Few recent series showed a decline in quality as sudden and staggering as "True Detective." The first season won multiple awards and received nearly universal love from critics. Written by Nic Pizzolatto as a follow-up to his novel "Galveston", HBO eventually commissioned the project and decided it should be an anthology series. Like "American Horror Story", every season would feature an entirely new cast, story, and location. Although this could easily allow a series to remain fresh and to take risks, it also guarantees viewers will always be comparing the latest story to the one before.

In some ways, season 3 is in a much better position than the previous entry, as it does not need to follow-up the fantastic first season. Instead, it just has to be better than the disappointing second.

What we know

Unlike the second season, where HBO brought in a writer's room to assist Pizzolatto, season 3 of "True Detective" will be penned solely by the show runner, with a bit of assistance from "Deadwood's" David Milch, who co-wrote the fourth episode for the upcoming season.

In another smart move, HBO decided to cut down on the number of directors called in for season 3. One of the main reasons "True Detective" season 1 worked so well was due to their only being one director for its entire run.

Cary Jojo Fukunaga's presence, who also directed Netflix's "Beasts of No Nation", brought a coherency which is rarely present on TV shows. The pacing and stylistic choices remained consistent throughout the story, creating one of the most cinematic experiences in recent history.

Forgetting season 2

For awhile, it started to seem like "True Detective" was down for the count.

Speaking honestly, season 2 was hardly the worst eight hours of television of the last few years. It even had a few genuinely interesting plotlines and featured a fantastic cast, but disappointment is a much more damning emotion than anger.

Looking back, its failure was inevitable. "True Detective" was hailed as the best thing to happen to TV since "The Wire", so the second season had to be better.

HBO also tried to take advantage of the hype surrounding the series and rushed out the sequel in under 18 months. The meticulous storytelling which made Rust and Marty's season so fascinating gave away to an over-convoluted plot, lackluster dialogue, and Vince Vaughn failing to convince as a serious actor.

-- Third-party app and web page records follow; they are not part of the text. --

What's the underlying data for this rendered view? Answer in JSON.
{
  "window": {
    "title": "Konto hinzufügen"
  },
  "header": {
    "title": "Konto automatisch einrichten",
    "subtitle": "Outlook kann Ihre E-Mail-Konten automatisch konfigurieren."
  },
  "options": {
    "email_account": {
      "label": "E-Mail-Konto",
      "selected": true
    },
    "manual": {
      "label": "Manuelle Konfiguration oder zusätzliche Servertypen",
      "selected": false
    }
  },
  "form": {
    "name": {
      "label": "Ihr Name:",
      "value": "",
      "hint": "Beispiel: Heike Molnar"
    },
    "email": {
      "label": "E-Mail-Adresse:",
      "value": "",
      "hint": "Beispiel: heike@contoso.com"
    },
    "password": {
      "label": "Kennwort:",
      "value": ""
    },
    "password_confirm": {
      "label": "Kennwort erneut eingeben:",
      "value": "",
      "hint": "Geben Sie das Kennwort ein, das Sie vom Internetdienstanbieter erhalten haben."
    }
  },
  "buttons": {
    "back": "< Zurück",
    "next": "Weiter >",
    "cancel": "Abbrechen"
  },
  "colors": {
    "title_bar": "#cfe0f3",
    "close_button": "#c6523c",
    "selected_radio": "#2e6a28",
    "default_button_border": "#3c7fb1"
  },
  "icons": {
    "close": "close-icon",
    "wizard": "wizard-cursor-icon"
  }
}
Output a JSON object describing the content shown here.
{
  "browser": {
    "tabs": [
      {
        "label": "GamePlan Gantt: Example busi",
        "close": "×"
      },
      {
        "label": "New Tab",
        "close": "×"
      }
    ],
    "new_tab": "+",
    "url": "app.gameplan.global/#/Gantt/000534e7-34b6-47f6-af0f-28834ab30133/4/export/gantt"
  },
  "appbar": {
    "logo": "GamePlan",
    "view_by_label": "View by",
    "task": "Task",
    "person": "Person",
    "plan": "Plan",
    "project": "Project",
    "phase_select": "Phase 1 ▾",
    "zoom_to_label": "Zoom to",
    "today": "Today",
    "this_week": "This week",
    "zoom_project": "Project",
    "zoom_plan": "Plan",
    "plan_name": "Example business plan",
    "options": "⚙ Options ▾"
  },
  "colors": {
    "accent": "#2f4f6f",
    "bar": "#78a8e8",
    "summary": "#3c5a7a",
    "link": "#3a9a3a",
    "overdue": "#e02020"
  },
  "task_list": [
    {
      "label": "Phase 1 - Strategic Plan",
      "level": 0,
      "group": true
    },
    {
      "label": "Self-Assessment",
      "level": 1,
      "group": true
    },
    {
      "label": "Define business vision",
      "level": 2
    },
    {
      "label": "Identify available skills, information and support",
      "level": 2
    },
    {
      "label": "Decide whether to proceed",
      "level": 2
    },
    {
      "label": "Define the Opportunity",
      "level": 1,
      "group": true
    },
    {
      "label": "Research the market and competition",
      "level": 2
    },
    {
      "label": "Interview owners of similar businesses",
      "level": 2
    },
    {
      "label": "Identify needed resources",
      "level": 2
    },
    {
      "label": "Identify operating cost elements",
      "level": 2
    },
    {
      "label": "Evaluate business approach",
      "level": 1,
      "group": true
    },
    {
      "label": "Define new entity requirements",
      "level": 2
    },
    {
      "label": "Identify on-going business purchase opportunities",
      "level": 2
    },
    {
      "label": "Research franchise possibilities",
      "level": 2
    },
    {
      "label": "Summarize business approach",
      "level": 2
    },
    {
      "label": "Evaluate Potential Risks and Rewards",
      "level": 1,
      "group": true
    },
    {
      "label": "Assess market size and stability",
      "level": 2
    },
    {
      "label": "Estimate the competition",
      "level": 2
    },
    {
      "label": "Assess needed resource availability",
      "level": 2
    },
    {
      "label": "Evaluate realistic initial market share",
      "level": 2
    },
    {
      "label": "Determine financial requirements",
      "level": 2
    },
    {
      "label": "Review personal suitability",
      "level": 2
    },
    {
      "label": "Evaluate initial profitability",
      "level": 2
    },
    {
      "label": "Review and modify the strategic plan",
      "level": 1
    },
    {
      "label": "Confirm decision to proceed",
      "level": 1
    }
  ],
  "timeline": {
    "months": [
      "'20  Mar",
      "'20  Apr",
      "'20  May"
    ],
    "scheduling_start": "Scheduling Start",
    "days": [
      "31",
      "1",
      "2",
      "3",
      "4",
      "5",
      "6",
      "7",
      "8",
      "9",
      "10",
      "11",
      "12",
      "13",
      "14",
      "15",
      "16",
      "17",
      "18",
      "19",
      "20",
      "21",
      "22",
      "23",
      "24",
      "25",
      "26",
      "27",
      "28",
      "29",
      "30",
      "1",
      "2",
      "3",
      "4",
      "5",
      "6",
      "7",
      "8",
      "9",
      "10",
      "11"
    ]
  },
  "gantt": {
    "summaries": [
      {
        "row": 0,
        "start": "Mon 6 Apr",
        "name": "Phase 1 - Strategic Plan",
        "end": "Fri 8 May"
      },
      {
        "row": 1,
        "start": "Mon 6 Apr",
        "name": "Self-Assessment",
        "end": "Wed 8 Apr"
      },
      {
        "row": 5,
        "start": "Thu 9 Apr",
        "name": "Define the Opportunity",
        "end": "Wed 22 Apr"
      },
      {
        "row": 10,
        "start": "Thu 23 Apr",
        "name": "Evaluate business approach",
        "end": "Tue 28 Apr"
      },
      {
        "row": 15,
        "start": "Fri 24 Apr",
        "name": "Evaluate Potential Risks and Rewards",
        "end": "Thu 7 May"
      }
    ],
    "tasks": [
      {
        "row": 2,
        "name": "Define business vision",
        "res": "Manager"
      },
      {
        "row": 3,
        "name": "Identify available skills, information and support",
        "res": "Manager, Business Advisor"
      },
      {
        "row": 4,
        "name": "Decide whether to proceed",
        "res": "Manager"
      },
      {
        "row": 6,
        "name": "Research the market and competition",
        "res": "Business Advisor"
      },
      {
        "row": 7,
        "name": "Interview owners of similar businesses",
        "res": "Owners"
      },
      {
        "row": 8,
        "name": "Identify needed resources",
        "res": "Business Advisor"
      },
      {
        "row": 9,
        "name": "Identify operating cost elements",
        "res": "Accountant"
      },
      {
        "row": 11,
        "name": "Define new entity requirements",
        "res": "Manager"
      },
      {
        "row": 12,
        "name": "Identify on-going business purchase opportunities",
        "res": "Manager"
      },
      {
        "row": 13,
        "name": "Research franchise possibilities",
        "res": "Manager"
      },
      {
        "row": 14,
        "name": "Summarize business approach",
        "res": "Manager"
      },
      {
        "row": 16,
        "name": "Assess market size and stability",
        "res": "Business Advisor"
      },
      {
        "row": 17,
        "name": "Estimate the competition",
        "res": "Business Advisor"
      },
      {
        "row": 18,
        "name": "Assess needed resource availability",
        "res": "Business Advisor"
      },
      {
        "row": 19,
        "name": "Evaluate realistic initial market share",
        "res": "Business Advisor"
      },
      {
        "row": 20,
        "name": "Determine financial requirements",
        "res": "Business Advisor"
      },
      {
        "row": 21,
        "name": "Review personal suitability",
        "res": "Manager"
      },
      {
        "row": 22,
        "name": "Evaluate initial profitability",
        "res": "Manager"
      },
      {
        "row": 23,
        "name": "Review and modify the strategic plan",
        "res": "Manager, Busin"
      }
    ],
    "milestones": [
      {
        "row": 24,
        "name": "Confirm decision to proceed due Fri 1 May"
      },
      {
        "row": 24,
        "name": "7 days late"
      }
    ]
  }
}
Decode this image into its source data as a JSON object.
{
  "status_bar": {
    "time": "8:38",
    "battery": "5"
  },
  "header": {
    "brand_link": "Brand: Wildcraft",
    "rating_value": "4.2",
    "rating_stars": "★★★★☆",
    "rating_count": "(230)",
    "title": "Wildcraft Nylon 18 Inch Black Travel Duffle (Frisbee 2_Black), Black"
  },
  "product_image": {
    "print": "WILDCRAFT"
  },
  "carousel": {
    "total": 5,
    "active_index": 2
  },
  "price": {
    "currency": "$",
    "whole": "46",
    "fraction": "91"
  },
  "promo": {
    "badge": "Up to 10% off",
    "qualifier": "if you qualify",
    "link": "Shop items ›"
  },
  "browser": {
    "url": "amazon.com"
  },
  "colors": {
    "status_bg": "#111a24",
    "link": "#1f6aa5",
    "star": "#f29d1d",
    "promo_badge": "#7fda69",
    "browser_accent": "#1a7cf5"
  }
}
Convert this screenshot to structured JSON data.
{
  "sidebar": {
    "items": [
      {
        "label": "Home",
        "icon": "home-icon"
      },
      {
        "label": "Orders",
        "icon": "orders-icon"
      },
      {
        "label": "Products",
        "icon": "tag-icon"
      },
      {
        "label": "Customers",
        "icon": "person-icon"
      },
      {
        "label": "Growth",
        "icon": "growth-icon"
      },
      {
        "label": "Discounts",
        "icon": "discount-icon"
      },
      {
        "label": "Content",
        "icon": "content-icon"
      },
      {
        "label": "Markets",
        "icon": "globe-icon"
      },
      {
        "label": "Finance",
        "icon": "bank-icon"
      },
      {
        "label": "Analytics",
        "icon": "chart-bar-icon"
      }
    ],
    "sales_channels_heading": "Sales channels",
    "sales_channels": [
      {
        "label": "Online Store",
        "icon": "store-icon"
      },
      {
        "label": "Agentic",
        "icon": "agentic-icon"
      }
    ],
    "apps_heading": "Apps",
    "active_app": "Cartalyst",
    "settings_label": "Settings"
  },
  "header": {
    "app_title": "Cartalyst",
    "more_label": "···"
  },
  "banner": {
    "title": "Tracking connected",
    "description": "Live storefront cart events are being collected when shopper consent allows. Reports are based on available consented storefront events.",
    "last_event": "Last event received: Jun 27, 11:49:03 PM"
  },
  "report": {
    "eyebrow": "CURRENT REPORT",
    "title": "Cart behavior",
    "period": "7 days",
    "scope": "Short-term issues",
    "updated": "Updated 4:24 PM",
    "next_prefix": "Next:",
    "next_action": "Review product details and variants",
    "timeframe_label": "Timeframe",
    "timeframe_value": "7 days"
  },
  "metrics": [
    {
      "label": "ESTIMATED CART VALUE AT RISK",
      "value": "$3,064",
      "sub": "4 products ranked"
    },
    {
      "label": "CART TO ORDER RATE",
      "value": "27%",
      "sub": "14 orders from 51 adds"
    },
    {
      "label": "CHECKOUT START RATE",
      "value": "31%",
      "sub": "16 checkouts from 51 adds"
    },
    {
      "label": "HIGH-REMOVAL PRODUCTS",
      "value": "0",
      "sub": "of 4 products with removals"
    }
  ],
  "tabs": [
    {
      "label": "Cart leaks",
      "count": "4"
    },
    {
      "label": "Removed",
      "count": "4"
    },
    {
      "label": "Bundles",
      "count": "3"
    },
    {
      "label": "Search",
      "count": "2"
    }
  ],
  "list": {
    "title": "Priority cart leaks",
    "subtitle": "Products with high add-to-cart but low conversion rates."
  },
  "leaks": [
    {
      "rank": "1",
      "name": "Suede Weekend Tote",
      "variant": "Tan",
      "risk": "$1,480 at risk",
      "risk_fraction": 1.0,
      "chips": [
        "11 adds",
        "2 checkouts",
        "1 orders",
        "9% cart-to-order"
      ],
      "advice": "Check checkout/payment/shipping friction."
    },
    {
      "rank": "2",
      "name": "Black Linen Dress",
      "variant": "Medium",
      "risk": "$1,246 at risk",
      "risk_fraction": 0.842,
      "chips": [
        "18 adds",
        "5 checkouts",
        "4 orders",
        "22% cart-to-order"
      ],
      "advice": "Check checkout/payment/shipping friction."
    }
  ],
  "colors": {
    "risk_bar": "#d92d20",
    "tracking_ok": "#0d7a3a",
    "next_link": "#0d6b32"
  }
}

Thankfully, season 3 only needs to be better than what came before it. Do not misunderstand us, we hope it blows away the first season as-well, but the pressure has definitely been lightened.